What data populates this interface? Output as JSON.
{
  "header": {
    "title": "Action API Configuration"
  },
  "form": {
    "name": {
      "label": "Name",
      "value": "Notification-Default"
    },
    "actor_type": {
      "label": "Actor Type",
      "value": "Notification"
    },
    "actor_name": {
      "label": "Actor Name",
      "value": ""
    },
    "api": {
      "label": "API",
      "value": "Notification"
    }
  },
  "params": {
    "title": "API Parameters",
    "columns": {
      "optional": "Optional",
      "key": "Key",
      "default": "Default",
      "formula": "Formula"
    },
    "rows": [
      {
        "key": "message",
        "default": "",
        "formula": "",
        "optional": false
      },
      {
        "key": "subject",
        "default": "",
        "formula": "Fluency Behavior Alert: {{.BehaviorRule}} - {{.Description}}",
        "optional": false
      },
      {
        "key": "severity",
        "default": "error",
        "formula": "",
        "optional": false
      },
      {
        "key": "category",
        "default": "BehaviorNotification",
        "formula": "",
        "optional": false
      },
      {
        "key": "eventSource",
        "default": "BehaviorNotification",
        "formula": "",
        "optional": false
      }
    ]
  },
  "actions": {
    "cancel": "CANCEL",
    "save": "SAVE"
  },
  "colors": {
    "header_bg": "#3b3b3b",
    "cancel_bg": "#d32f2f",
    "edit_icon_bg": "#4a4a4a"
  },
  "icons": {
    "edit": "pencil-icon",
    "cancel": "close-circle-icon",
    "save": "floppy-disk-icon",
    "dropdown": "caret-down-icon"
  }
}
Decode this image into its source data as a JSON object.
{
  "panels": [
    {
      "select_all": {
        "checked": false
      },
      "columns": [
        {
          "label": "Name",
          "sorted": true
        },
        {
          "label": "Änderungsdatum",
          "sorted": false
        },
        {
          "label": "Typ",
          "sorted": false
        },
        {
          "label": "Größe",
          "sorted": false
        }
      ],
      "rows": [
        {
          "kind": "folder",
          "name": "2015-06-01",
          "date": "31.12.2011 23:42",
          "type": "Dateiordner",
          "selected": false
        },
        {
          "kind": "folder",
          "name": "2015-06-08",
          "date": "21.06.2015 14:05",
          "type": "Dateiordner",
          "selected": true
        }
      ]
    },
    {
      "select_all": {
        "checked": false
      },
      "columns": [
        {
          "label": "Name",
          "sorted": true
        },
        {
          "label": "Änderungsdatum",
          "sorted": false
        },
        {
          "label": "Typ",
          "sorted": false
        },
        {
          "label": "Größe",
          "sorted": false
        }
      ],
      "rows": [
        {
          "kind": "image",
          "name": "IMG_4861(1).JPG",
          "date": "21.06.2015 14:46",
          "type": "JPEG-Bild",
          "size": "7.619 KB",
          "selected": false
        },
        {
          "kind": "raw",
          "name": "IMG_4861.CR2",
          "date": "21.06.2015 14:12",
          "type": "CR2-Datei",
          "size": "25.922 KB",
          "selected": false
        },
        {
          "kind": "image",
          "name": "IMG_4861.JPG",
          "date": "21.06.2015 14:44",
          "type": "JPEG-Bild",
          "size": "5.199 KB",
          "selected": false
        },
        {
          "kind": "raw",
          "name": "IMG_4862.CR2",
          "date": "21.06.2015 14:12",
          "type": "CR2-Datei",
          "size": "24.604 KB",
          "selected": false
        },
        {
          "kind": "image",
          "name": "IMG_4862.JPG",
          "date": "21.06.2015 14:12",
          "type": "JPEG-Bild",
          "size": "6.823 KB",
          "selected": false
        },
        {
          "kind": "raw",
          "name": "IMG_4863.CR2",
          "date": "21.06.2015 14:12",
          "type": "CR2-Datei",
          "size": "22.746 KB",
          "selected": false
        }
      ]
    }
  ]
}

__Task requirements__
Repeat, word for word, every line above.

__Result for this exercise__
What data populates this interface? Output as JSON.
{
  "header": {
    "title": "Action API Configuration"
  },
  "form": {
    "name": {
      "label": "Name",
      "value": "Notification-Default"
    },
    "actor_type": {
      "label": "Actor Type",
      "value": "Notification"
    },
    "actor_name": {
      "label": "Actor Name",
      "value": ""
    },
    "api": {
      "label": "API",
      "value": "Notification"
    }
  },
  "params": {
    "title": "API Parameters",
    "columns": {
      "optional": "Optional",
      "key": "Key",
      "default": "Default",
      "formula": "Formula"
    },
    "rows": [
      {
        "key": "message",
        "default": "",
        "formula": "",
        "optional": false
      },
      {
        "key": "subject",
        "default": "",
        "formula": "Fluency Behavior Alert: {{.BehaviorRule}} - {{.Description}}",
        "optional": false
      },
      {
        "key": "severity",
        "default": "error",
        "formula": "",
        "optional": false
      },
      {
        "key": "category",
        "default": "BehaviorNotification",
        "formula": "",
        "optional": false
      },
      {
        "key": "eventSource",
        "default": "BehaviorNotification",
        "formula": "",
        "optional": false
      }
    ]
  },
  "actions": {
    "cancel": "CANCEL",
    "save": "SAVE"
  },
  "colors": {
    "header_bg": "#3b3b3b",
    "cancel_bg": "#d32f2f",
    "edit_icon_bg": "#4a4a4a"
  },
  "icons": {
    "edit": "pencil-icon",
    "cancel": "close-circle-icon",
    "save": "floppy-disk-icon",
    "dropdown": "caret-down-icon"
  }
}
Decode this image into its source data as a JSON object.
{
  "panels": [
    {
      "select_all": {
        "checked": false
      },
      "columns": [
        {
          "label": "Name",
          "sorted": true
        },
        {
          "label": "Änderungsdatum",
          "sorted": false
        },
        {
          "label": "Typ",
          "sorted": false
        },
        {
          "label": "Größe",
          "sorted": false
        }
      ],
      "rows": [
        {
          "kind": "folder",
          "name": "2015-06-01",
          "date": "31.12.2011 23:42",
          "type": "Dateiordner",
          "selected": false
        },
        {
          "kind": "folder",
          "name": "2015-06-08",
          "date": "21.06.2015 14:05",
          "type": "Dateiordner",
          "selected": true
        }
      ]
    },
    {
      "select_all": {
        "checked": false
      },
      "columns": [
        {
          "label": "Name",
          "sorted": true
        },
        {
          "label": "Änderungsdatum",
          "sorted": false
        },
        {
          "label": "Typ",
          "sorted": false
        },
        {
          "label": "Größe",
          "sorted": false
        }
      ],
      "rows": [
        {
          "kind": "image",
          "name": "IMG_4861(1).JPG",
          "date": "21.06.2015 14:46",
          "type": "JPEG-Bild",
          "size": "7.619 KB",
          "selected": false
        },
        {
          "kind": "raw",
          "name": "IMG_4861.CR2",
          "date": "21.06.2015 14:12",
          "type": "CR2-Datei",
          "size": "25.922 KB",
          "selected": false
        },
        {
          "kind": "image",
          "name": "IMG_4861.JPG",
          "date": "21.06.2015 14:44",
          "type": "JPEG-Bild",
          "size": "5.199 KB",
          "selected": false
        },
        {
          "kind": "raw",
          "name": "IMG_4862.CR2",
          "date": "21.06.2015 14:12",
          "type": "CR2-Datei",
          "size": "24.604 KB",
          "selected": false
        },
        {
          "kind": "image",
          "name": "IMG_4862.JPG",
          "date": "21.06.2015 14:12",
          "type": "JPEG-Bild",
          "size": "6.823 KB",
          "selected": false
        },
        {
          "kind": "raw",
          "name": "IMG_4863.CR2",
          "date": "21.06.2015 14:12",
          "type": "CR2-Datei",
          "size": "22.746 KB",
          "selected": false
        }
      ]
    }
  ]
}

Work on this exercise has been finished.